Atomic Energy Level Calculations: In atomic physics, α occurs in the calculation of the energy levels of electrons in atoms, especially in the hydrogen atom.

$E_n = -\frac{\alpha^2 m_e c^2}{2n^2}$

Where:

• me​ is the electron mass
• e is the elementary charge
• ϵ0​ is the vacuum permittivity
• ℏ is the reduced Planck constant
• n is the principal quantum number

Quantum Electrodynamics (QED): In QED, α quantifies the strength of the electromagnetic interaction between charged particles. It is in the calculation for the probability of photon emission and absorption by electrons, and in the Feynman diagrams that represent these interactions.

Fine Structure Splitting: The fine structure constant is key to calculating the fine structure splitting in atomic spectra, showing that the splitting of energy levels is proportional to the square of α.:

$\Delta E_{\text{fine}} \approx \alpha^2 E_n$

Sommerfeld Expansion: In solid-state physics, the Sommerfeld expansion, which explains the behavior of electrons in metals at low temperatures, uses α. It determines the electronic heat capacity and density of states.

Anomalous Magnetic Dipole Moment: In particle physics, α is in the formula for the anomalous magnetic dipole moment of the electron. This deviation from the Dirac theory’s prediction is a quantum mechanical effect explained by the interaction of the electron with a cloud of virtual particles.
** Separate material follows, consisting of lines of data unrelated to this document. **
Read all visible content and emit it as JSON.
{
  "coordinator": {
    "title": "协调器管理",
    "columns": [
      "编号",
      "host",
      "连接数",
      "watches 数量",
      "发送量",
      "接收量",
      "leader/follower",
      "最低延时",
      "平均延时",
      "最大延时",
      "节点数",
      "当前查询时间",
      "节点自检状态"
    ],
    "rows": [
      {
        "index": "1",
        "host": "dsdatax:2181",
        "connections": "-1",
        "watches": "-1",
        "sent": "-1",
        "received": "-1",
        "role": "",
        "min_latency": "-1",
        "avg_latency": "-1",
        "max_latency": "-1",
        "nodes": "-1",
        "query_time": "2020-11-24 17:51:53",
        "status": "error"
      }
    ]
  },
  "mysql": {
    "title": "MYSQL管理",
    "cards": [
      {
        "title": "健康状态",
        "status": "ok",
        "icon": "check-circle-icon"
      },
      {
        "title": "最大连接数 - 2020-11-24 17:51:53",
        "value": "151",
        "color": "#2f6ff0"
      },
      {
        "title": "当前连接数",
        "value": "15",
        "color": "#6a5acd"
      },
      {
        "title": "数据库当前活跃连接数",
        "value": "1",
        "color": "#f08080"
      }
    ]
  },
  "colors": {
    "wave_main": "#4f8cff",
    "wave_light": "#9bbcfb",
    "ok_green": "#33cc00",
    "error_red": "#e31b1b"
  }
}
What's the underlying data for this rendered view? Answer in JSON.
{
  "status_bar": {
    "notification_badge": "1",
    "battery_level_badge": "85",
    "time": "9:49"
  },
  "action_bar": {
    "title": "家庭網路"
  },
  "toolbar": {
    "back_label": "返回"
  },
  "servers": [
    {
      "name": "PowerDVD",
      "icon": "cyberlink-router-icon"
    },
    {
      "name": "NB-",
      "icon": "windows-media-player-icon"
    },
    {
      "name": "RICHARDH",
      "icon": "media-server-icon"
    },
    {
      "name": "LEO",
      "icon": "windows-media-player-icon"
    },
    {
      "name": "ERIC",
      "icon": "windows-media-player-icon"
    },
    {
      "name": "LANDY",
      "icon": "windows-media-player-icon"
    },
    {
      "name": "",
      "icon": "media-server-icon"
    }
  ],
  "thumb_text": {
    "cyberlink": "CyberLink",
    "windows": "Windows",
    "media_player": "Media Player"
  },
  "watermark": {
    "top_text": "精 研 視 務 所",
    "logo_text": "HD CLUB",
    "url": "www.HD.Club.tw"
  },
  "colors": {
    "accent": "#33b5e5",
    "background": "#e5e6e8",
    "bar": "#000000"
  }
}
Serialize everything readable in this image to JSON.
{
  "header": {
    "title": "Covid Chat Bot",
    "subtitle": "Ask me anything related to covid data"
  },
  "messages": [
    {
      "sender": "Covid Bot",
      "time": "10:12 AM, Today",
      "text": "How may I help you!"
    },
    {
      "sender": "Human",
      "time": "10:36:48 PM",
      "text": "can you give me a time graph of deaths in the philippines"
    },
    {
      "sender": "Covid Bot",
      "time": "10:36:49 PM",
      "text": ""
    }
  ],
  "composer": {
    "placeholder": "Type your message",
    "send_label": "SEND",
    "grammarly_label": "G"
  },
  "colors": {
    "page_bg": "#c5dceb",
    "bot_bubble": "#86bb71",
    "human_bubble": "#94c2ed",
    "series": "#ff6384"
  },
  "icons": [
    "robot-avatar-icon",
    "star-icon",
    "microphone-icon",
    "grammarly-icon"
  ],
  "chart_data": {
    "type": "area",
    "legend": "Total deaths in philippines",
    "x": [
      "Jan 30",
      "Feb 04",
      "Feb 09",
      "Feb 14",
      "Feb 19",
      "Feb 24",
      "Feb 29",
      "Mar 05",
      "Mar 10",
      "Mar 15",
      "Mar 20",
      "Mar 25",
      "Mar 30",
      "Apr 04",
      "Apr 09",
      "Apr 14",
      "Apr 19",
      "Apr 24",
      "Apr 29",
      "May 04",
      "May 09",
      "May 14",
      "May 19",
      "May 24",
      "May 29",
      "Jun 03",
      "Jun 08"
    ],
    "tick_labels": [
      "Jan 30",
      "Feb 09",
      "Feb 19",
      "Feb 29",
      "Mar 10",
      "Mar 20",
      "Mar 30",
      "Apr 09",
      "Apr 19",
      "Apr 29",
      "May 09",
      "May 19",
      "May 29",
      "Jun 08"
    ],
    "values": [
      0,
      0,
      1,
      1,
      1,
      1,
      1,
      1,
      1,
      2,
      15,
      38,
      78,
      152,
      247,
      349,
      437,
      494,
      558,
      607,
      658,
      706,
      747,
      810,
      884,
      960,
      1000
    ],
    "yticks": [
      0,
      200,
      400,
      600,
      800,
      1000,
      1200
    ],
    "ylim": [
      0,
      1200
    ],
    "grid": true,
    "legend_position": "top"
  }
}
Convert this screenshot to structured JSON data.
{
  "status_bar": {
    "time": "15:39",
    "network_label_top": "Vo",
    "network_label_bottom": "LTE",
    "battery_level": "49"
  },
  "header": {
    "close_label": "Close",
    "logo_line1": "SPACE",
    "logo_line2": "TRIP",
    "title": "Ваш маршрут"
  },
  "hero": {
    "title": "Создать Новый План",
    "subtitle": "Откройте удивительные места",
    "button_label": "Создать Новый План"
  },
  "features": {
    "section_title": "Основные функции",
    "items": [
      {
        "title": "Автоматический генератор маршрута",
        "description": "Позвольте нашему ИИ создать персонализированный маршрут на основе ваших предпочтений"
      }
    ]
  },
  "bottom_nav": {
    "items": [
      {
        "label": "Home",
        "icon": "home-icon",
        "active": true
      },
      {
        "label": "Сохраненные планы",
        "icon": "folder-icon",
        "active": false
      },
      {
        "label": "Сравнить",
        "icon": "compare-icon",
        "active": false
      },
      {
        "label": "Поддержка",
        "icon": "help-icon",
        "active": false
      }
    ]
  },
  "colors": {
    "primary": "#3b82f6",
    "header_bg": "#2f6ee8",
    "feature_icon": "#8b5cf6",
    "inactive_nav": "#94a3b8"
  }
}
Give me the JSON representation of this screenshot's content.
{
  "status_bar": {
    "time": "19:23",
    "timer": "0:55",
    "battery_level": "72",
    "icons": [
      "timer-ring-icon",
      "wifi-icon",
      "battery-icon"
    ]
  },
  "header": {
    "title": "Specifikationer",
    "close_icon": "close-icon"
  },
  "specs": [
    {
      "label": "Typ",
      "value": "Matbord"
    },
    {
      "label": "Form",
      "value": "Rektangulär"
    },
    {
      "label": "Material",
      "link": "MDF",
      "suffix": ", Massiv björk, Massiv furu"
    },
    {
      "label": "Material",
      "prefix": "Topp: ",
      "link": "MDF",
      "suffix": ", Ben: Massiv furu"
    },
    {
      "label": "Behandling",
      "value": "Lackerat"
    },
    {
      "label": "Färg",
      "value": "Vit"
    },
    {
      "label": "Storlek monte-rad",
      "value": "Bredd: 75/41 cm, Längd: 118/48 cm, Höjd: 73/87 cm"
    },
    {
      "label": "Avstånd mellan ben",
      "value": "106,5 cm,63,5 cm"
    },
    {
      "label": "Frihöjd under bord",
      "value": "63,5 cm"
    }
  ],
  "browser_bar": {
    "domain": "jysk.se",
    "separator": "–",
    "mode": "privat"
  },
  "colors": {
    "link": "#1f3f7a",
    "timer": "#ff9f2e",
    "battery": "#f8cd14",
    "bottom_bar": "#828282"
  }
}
The calculation involves higher-order Feynman diagrams where α plays a crucial role.

Chemistry and Molecular Physics: In chemistry, especially in the study of molecular orbitals and chemical bonding, the fine structure constant helps determine the relative strengths of various types of bonds and interactions between molecules.

### References

• Feynman, R. P. (1985). QED: The Strange Theory of Light and Matter. Princeton University Press. ISBN 978-0-691-08388-9.
• Sommerfeld, Arnold (1916). “Zur Quantentheorie der Spektrallinien“. Annalen der Physik. 4 (51): 51–52.
• Yu, C.; Zhong, W.; et al. (2019). “Atom‐interferometry measurement of the fine structure constant”. Annalen der Physik. 531 (5): 1800346. doi:10.1002/andp.201800346